WORK TO COMPLETE
In the entries below, identify every line with the string "울버햄튼" and copy it.

----

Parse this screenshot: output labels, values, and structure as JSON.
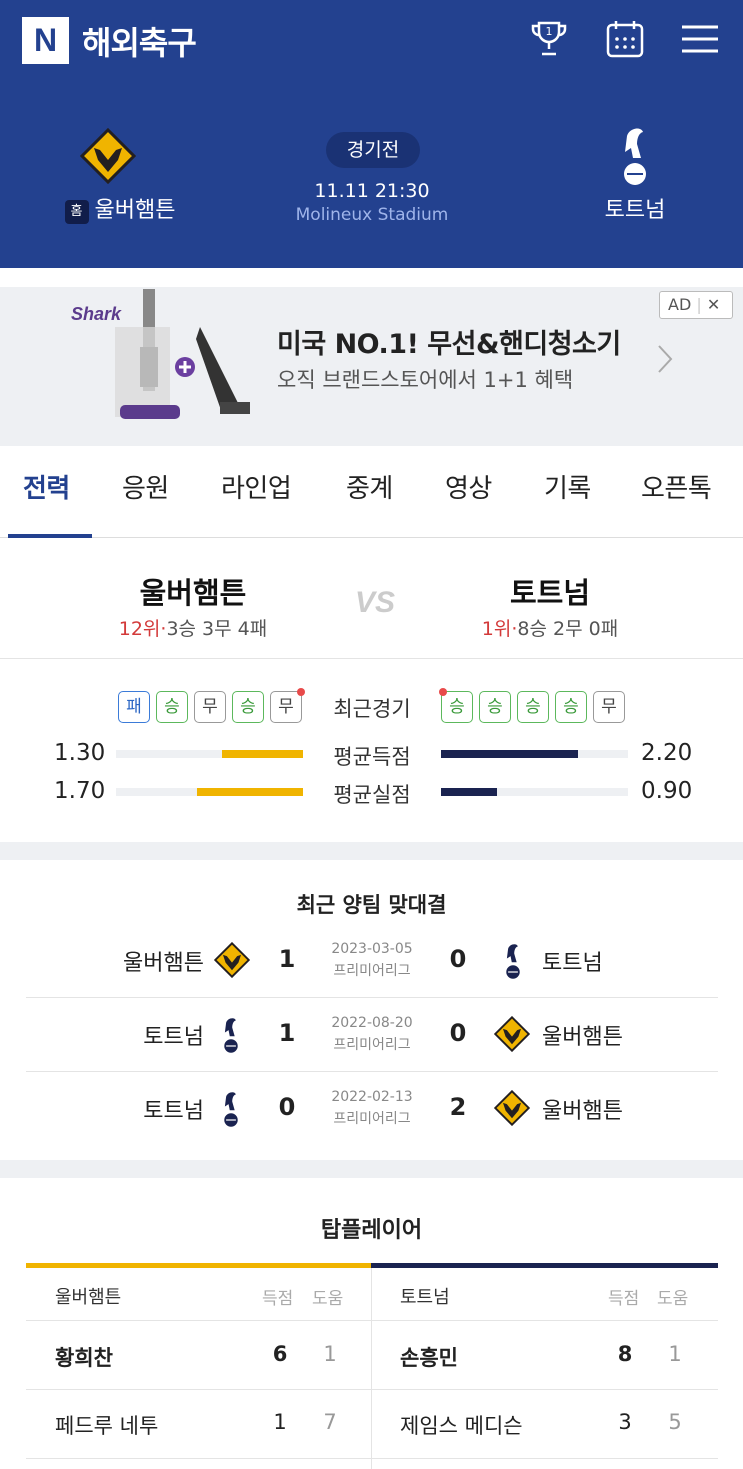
{
  "header": {
    "logo": "N",
    "title": "해외축구",
    "trophy_number": "1"
  },
  "match": {
    "home": {
      "badge": "홈",
      "name": "울버햄튼"
    },
    "away": {
      "name": "토트넘"
    },
    "status": "경기전",
    "datetime": "11.11 21:30",
    "stadium": "Molineux Stadium"
  },
  "ad": {
    "brand": "Shark",
    "title": "미국 NO.1! 무선&핸디청소기",
    "subtitle": "오직 브랜드스토어에서 1+1 혜택",
    "badge": "AD",
    "close": "✕"
  },
  "tabs": [
    "전력",
    "응원",
    "라인업",
    "중계",
    "영상",
    "기록",
    "오픈톡"
  ],
  "comparison": {
    "vs": "VS",
    "home": {
      "name": "울버햄튼",
      "rank": "12위",
      "sep": "·",
      "record": "3승 3무 4패"
    },
    "away": {
      "name": "토트넘",
      "rank": "1위",
      "sep": "·",
      "record": "8승 2무 0패"
    },
    "recent_label": "최근경기",
    "home_form": [
      "패",
      "승",
      "무",
      "승",
      "무"
    ],
    "away_form": [
      "승",
      "승",
      "승",
      "승",
      "무"
    ],
    "stats": [
      {
        "label": "평균득점",
        "home": "1.30",
        "away": "2.20",
        "home_val": 1.3,
        "away_val": 2.2
      },
      {
        "label": "평균실점",
        "home": "1.70",
        "away": "0.90",
        "home_val": 1.7,
        "away_val": 0.9
      }
    ],
    "colors": {
      "home": "#f0b400",
      "away": "#1a2350"
    }
  },
  "h2h": {
    "title": "최근 양팀 맞대결",
    "matches": [
      {
        "left": "울버햄튼",
        "left_crest": "wolves",
        "left_score": "1",
        "date": "2023-03-05",
        "league": "프리미어리그",
        "right_score": "0",
        "right": "토트넘",
        "right_crest": "spurs"
      },
      {
        "left": "토트넘",
        "left_crest": "spurs",
        "left_score": "1",
        "date": "2022-08-20",
        "league": "프리미어리그",
        "right_score": "0",
        "right": "울버햄튼",
        "right_crest": "wolves"
      },
      {
        "left": "토트넘",
        "left_crest": "spurs",
        "left_score": "0",
        "date": "2022-02-13",
        "league": "프리미어리그",
        "right_score": "2",
        "right": "울버햄튼",
        "right_crest": "wolves"
      }
    ]
  },
  "top_players": {
    "title": "탑플레이어",
    "goals_label": "득점",
    "assists_label": "도움",
    "home": {
      "team": "울버햄튼",
      "players": [
        {
          "name": "황희찬",
          "goals": "6",
          "assists": "1"
        },
        {
          "name": "페드루 네투",
          "goals": "1",
          "assists": "7"
        }
      ]
    },
    "away": {
      "team": "토트넘",
      "players": [
        {
          "name": "손흥민",
          "goals": "8",
          "assists": "1"
        },
        {
          "name": "제임스 메디슨",
          "goals": "3",
          "assists": "5"
        }
      ]
    }
  }
}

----

TASK RESPONSE
      "name": "울버햄튼"
      "name": "울버햄튼",
        "left": "울버햄튼",
        "right": "울버햄튼",
        "right": "울버햄튼",
      "team": "울버햄튼",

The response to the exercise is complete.